> _ASSIGNED TASK_
Tell me how many lines in the entries below contain the word "label"; reply with the number and nothing else.

:: DATA EXCERPTS

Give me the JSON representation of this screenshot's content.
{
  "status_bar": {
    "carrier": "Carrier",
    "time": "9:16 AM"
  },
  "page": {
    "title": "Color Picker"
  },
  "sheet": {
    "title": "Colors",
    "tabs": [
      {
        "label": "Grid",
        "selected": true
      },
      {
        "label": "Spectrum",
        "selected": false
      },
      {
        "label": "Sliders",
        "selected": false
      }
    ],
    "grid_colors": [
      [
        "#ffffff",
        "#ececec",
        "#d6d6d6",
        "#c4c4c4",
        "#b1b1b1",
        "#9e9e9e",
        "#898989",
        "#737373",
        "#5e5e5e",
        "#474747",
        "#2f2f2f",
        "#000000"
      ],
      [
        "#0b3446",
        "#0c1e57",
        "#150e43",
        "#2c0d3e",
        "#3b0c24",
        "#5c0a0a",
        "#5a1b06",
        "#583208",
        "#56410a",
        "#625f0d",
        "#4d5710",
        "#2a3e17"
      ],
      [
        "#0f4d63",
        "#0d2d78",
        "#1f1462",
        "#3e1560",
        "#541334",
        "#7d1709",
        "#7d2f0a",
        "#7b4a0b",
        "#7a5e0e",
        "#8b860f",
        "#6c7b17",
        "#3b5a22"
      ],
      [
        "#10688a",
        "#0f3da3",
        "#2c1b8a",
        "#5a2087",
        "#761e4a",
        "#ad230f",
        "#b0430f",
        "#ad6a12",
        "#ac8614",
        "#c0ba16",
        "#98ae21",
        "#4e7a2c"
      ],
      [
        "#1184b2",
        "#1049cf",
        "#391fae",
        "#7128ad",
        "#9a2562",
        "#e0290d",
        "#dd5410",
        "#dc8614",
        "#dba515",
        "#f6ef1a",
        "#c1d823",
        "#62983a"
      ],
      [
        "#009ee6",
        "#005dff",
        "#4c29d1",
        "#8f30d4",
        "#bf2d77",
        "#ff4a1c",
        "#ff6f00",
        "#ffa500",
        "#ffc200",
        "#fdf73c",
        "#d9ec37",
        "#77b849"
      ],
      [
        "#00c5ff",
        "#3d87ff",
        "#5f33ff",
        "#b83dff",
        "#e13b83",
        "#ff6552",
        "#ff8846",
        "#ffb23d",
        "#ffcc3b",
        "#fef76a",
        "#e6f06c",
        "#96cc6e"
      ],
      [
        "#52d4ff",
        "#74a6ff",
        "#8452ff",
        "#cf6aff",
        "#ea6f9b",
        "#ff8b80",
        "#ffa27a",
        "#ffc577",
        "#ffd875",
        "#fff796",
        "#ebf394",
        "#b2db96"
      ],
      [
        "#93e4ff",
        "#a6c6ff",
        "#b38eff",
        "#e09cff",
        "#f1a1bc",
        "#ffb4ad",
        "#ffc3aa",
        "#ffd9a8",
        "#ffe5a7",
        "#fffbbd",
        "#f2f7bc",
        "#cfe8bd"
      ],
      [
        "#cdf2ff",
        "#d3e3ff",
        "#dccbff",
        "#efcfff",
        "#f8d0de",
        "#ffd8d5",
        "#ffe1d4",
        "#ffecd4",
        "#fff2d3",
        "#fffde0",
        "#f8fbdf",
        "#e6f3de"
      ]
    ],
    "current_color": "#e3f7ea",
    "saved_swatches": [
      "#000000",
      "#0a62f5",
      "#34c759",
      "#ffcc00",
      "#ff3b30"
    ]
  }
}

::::

> _RESPONSE TO THIS EXERCISE_
3